Although the GCF has now accredited 32 direct access entities and 27 multilateral entities, most finance (US USD2.65 billion to 54 funded projects to date) continues to be directed to multilateral entities, particularly MDBs and UN agencies. Thus, while the GCF is making progress – it was created only six years ago at COP 17 in Durban and approved its first projects merely two years ago – and while there has been significant ramping up of its approved funding, very little of that money (just a little over US USD100 million) has gone out the door by COP 23. Expect COP guidance in Bonn to demand that the GCF Board and Secretariat further increase their efforts so that direct access entities are ready not only for accreditation but also to bring forward bankable projects, not just for micro and small projects for which they currently typically do, and to eventually graduate up to more complicated levels of project implementation.
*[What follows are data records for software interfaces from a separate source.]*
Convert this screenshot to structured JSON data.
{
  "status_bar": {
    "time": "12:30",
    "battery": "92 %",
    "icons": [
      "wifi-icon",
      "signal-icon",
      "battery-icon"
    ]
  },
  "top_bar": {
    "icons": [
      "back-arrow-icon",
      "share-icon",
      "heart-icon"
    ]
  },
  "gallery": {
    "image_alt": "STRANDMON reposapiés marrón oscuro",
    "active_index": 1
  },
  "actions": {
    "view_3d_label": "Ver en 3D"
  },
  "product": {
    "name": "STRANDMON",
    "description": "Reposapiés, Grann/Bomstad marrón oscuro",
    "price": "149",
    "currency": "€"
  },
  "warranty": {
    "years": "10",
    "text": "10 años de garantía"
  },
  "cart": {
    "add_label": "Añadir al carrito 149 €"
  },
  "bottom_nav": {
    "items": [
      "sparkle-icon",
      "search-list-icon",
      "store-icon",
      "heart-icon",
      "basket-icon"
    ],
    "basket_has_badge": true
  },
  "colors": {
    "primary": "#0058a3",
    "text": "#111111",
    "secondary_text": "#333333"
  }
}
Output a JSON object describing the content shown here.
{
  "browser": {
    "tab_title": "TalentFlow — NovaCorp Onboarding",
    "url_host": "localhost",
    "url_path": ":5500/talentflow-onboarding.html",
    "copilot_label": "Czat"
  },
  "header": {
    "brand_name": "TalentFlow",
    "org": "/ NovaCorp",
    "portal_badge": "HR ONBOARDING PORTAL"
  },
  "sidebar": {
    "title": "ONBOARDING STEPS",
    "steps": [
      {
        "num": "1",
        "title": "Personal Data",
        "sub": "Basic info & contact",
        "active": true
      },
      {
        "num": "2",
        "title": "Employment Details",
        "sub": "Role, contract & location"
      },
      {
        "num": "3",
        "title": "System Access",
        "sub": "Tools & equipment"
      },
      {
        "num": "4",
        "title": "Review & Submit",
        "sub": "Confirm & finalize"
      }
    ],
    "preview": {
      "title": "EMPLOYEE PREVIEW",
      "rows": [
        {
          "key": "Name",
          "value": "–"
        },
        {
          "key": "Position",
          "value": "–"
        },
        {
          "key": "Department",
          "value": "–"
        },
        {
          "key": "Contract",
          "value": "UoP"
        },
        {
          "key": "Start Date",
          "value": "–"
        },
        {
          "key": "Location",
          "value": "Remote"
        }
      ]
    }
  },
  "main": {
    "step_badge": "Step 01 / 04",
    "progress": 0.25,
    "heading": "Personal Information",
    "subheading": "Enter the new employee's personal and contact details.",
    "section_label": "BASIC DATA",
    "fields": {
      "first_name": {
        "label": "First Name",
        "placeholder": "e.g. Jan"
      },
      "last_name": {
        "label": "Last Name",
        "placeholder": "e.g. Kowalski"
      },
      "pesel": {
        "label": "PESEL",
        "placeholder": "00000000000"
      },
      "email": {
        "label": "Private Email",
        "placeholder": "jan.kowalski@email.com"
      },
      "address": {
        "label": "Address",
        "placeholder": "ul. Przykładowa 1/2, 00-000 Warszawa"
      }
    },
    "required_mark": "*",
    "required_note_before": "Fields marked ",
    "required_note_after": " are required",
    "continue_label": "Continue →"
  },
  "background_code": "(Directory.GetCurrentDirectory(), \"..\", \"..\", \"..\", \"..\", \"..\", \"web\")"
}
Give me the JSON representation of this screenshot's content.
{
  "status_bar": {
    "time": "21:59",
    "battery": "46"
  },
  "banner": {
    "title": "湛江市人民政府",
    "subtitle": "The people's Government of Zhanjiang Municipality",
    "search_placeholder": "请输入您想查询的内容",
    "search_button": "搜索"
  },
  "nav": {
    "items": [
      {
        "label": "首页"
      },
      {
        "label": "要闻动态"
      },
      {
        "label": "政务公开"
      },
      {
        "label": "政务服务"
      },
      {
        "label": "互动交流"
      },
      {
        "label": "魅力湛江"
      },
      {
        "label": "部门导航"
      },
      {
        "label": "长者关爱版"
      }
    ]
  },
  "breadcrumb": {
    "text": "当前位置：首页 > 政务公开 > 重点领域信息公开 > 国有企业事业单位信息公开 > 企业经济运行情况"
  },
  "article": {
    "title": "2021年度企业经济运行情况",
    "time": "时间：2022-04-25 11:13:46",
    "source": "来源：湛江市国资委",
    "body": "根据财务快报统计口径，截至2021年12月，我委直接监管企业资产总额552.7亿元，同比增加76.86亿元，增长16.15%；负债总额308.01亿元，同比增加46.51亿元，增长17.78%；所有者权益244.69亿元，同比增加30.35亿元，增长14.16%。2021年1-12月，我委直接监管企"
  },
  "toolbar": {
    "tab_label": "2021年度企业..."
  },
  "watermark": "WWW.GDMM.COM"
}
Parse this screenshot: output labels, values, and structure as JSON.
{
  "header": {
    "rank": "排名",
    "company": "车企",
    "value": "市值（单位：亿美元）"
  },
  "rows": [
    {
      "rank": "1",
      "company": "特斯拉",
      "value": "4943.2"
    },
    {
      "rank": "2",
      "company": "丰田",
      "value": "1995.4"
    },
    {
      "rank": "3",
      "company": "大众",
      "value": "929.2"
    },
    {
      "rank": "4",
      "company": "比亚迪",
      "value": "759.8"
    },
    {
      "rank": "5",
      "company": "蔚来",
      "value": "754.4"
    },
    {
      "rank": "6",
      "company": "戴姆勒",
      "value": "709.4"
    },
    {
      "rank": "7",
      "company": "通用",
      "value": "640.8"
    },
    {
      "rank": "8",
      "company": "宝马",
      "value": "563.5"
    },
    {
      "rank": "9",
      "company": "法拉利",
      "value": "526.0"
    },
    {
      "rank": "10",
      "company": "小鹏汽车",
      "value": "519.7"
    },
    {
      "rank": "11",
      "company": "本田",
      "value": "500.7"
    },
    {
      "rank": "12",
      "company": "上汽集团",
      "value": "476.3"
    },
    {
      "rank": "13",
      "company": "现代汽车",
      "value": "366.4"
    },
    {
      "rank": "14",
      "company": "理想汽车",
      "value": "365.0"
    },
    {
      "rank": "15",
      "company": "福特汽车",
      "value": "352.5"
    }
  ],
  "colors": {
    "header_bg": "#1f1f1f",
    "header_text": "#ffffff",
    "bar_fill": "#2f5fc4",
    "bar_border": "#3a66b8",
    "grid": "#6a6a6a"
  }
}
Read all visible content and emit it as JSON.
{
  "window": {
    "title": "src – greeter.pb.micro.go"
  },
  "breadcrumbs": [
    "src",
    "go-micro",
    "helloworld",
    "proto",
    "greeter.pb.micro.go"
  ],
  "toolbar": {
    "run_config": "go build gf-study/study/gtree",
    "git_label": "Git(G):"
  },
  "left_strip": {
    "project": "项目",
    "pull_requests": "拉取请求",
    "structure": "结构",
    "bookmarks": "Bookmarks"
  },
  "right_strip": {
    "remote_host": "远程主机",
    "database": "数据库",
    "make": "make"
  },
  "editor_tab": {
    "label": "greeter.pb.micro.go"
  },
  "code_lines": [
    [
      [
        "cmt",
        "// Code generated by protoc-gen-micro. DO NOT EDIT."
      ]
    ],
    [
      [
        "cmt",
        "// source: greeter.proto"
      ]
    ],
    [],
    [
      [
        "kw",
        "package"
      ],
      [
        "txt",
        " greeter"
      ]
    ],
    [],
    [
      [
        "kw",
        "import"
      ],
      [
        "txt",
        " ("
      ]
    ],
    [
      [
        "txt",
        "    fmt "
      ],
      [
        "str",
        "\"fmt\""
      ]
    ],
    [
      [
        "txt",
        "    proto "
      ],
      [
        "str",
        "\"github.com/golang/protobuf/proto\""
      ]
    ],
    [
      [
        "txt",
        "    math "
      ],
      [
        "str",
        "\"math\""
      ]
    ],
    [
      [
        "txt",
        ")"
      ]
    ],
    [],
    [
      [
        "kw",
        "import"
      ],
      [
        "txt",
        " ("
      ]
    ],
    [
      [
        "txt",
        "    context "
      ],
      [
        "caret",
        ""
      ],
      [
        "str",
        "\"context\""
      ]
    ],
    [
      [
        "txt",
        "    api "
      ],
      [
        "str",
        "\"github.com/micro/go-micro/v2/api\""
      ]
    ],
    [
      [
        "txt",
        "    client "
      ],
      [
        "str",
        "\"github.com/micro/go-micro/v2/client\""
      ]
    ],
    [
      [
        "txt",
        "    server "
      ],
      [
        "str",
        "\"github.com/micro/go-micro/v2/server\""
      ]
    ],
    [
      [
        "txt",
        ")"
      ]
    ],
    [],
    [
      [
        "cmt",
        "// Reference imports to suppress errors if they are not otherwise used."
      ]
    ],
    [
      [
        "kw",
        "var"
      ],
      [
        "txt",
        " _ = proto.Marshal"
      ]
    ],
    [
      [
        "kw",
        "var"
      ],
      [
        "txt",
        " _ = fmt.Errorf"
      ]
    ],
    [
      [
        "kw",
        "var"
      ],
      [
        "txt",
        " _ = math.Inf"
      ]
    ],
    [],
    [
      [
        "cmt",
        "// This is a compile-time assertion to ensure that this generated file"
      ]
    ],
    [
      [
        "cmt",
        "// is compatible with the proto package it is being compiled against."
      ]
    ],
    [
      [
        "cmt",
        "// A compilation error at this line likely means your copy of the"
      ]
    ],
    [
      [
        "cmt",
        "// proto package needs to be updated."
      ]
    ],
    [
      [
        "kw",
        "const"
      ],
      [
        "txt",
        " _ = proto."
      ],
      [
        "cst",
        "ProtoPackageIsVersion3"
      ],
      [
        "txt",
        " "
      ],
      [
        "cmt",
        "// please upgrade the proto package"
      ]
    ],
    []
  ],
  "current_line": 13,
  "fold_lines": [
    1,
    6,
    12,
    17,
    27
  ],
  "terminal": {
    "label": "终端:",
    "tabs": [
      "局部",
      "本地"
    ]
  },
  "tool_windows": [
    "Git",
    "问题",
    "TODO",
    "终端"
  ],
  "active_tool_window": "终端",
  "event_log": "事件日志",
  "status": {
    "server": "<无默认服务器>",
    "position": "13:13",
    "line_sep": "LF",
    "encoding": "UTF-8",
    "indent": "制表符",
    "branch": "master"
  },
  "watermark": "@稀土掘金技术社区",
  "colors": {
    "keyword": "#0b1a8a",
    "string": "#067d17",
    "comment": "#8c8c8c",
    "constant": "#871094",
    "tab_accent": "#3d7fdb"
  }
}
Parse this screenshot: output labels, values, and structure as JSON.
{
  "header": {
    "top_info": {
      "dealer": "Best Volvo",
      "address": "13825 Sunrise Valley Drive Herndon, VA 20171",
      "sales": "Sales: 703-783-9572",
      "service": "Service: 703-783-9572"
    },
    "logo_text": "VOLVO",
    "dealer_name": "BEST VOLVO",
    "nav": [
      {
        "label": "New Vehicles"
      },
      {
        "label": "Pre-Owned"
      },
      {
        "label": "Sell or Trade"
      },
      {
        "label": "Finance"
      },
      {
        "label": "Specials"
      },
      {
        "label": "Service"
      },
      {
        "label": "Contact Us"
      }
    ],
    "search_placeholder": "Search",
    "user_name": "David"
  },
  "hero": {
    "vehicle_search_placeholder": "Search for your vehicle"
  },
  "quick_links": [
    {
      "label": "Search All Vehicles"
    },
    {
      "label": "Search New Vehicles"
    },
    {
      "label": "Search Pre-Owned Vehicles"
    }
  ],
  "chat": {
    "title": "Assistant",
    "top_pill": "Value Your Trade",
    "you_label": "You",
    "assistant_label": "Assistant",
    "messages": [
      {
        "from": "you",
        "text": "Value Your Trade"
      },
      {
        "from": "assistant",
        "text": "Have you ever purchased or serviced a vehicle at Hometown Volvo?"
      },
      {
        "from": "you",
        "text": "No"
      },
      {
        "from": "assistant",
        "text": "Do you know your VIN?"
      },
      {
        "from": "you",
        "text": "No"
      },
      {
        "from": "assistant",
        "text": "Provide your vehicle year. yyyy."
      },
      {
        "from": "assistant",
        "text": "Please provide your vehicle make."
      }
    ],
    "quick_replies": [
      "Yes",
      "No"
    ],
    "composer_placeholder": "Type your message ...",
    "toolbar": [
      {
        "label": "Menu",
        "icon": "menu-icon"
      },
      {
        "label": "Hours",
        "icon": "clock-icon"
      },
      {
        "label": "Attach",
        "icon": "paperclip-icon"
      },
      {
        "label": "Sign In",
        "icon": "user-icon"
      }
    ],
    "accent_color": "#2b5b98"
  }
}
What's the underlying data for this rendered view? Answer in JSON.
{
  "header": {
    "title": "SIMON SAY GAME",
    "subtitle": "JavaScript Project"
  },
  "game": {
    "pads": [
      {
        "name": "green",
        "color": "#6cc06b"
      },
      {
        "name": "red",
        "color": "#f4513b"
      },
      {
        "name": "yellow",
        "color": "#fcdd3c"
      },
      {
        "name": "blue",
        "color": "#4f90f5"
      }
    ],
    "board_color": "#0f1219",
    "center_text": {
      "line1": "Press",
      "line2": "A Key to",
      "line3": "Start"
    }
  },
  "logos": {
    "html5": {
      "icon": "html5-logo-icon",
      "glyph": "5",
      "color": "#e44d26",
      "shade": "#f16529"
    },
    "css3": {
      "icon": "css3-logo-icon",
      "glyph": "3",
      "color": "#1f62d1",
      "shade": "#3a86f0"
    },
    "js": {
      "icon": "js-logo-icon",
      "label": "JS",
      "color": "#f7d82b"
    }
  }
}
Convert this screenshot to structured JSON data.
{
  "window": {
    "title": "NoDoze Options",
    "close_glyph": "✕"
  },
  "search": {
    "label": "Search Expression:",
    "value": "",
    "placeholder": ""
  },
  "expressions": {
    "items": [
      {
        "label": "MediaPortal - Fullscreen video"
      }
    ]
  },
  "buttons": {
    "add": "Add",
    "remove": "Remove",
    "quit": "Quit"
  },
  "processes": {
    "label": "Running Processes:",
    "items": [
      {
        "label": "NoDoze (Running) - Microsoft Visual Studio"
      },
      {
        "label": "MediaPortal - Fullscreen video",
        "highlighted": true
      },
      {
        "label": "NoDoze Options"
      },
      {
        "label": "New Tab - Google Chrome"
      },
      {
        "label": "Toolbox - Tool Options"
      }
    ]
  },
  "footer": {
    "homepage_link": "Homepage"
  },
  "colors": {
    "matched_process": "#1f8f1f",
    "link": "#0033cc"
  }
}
Just before Marrakech last year, a group of developed countries, led by the UK and Australia, did indeed publish a “roadmap” to achieve the goal as requested in the decision. The OECD report estimated that USD41 billion on average had been provided by developed countries in 2013-2014, that USD62 billion had already been mobilized, and that the USD100 billion annual average by 2020 – perhaps even more -- was achievable by leveraging private funds.
The OECD roadmap, however, was received with widespread skepticism by developing countries and international civil society which challenged its questionable accounting. An Oxfam report, for instance, estimated that the net climate-specific assistance for 2013-2014 was only about USD11 to USD21 billion per year, 50-75 percent less than the roadmap claimed. Only an estimated USD4 to USD8 billion was earmarked for adaptation, far from the balance between mitigation and adaptation called for in the Paris Agreement.
The COP 22 decision on long-term climate finance ignored the roadmap, reiterated the Paris Agreement language on balance, and merely, and weakly, welcomed “the progress by developed country Parties towards reaching the goal of jointly mobilizing USD 100 billion annually by 2020.”